Gomez touts importance of Gaming Bill
Guardian Senior Reporter
Published: Oct 29, 2013
Minister of State for Legal Affairs Damian Gomez said yesterday the debate on the Gaming Bill should not be muddled with the argument over whether Bahamians should be permitted to gamble legally in The Bahamas.
“I want to stress that we are competing with the world and not with ourselves,” said Gomez while speaking at the opening of the Caribbean Gaming Forum at Atlantis resort.
“The discussion of citizens gaming is a completely different discussion than the one we are having concerning our tourism product. To suggest that they are the same is grossly misleading.”
Gomez said the Gaming Bill is aimed at increasing casino revenue and related taxes while stimulating more jobs in the tourism industry.
He said the long-awaited reforms to the gaming legislation would make the country’s gaming sector more competitive internationally.
Gomez said the government has seen a steady decline in taxes from casinos over a 10-year period, which underscores the need to revamp the legislative framework for the industry.
“It was estimated last year that government tax revenues have declined by 29.4 percent over a 10-year period,” Gomez said.
“When the government experiences a 30 percent decline in taxes, it is time to take a closer look at the performance of a sector, it becomes necessary to re-evaluate the needs of the sector and it becomes critically important to make all of the necessary adjustments to recapture that lost revenue and to improve tax collection.”
He noted that hotels with casinos “create economic zones”, which lead to increased opportunities for indirect jobs. Expanding the gaming offerings of local casinos will also increase visitor arrivals and keep guests coming back, he added.
“We must remember that The Bahamas is a very small country and that each dollar spent in this country is a dollar earned by the people of this country,” Gomez said.
The Gaming Bill was tabled in the House of Assembly nearly two weeks ago.
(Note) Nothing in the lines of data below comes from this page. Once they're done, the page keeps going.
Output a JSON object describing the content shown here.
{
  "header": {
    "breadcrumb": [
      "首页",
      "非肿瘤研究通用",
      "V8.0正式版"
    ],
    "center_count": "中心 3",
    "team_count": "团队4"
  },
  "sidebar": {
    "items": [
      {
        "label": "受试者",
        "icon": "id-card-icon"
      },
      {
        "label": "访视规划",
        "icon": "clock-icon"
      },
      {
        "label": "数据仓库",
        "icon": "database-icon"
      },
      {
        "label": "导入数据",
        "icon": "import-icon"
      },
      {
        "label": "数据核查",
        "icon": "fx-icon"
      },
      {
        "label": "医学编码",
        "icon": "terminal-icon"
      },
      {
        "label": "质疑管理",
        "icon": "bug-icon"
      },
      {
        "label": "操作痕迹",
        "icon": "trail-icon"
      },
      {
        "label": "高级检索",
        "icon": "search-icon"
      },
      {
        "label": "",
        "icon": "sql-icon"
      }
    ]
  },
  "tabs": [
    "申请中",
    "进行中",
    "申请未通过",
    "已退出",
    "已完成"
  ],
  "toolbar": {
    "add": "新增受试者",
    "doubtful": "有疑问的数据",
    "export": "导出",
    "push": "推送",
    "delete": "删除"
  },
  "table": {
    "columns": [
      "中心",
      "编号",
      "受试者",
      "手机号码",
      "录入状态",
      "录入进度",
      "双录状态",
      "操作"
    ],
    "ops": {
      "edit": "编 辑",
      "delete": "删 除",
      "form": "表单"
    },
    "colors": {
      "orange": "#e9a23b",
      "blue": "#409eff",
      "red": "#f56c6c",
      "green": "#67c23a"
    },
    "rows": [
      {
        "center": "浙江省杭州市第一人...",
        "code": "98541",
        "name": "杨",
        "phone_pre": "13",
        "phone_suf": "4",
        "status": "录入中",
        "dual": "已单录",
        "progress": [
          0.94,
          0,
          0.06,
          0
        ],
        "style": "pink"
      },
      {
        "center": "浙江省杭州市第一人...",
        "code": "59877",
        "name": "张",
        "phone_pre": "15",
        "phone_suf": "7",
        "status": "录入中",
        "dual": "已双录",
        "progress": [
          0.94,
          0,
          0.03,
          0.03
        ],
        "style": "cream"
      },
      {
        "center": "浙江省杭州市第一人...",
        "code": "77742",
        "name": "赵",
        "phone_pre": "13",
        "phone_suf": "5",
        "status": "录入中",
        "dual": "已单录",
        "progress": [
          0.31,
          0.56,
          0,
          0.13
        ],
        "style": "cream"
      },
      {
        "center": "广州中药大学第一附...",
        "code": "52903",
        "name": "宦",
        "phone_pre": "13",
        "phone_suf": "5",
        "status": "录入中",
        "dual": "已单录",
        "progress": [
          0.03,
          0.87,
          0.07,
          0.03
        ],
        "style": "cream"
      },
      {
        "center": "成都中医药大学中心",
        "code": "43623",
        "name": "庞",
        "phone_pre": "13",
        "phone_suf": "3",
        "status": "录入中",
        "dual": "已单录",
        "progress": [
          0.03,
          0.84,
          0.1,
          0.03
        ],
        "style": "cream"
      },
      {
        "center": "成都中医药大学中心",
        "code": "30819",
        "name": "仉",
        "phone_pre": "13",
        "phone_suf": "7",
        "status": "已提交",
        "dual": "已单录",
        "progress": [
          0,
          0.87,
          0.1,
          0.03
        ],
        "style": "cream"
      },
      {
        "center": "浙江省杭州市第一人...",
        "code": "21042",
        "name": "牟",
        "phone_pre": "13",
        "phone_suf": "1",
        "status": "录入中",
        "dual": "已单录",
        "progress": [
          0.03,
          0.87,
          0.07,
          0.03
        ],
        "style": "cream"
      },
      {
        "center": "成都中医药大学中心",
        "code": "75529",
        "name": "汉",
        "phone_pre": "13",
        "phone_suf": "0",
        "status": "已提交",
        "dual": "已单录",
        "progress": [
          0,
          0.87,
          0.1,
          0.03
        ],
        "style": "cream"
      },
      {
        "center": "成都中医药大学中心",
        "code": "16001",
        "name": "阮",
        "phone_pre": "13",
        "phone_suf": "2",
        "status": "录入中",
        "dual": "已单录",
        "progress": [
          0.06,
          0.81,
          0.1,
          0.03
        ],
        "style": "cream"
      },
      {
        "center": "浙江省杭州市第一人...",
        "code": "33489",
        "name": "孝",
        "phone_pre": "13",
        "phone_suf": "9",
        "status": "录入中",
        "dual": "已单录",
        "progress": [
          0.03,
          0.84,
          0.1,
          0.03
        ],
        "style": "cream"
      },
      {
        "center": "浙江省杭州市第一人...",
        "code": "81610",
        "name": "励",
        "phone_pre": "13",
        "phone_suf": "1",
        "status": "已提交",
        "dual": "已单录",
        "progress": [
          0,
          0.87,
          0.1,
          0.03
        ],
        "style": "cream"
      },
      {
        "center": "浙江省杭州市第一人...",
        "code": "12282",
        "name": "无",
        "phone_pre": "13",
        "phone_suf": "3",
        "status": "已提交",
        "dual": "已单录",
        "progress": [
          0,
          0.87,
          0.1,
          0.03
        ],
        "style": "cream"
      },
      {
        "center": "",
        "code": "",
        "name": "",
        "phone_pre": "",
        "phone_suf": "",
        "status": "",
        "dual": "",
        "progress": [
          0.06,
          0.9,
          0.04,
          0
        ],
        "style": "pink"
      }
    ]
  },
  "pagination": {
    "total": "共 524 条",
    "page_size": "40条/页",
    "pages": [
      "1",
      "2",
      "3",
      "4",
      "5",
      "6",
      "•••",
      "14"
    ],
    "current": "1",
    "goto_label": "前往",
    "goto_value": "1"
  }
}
Some observers have criticized the government over provisions in the bill that would allow casinos to offer mobile and Internet gaming, while preventing web shops from legally doing so.
Last week, Prime Minister Perry Christie suggested that there is no consensus in his party over controversial elements of the bill.
“The issue of discrimination will come up, and I’m saying right now we will deal with it,” Christie said.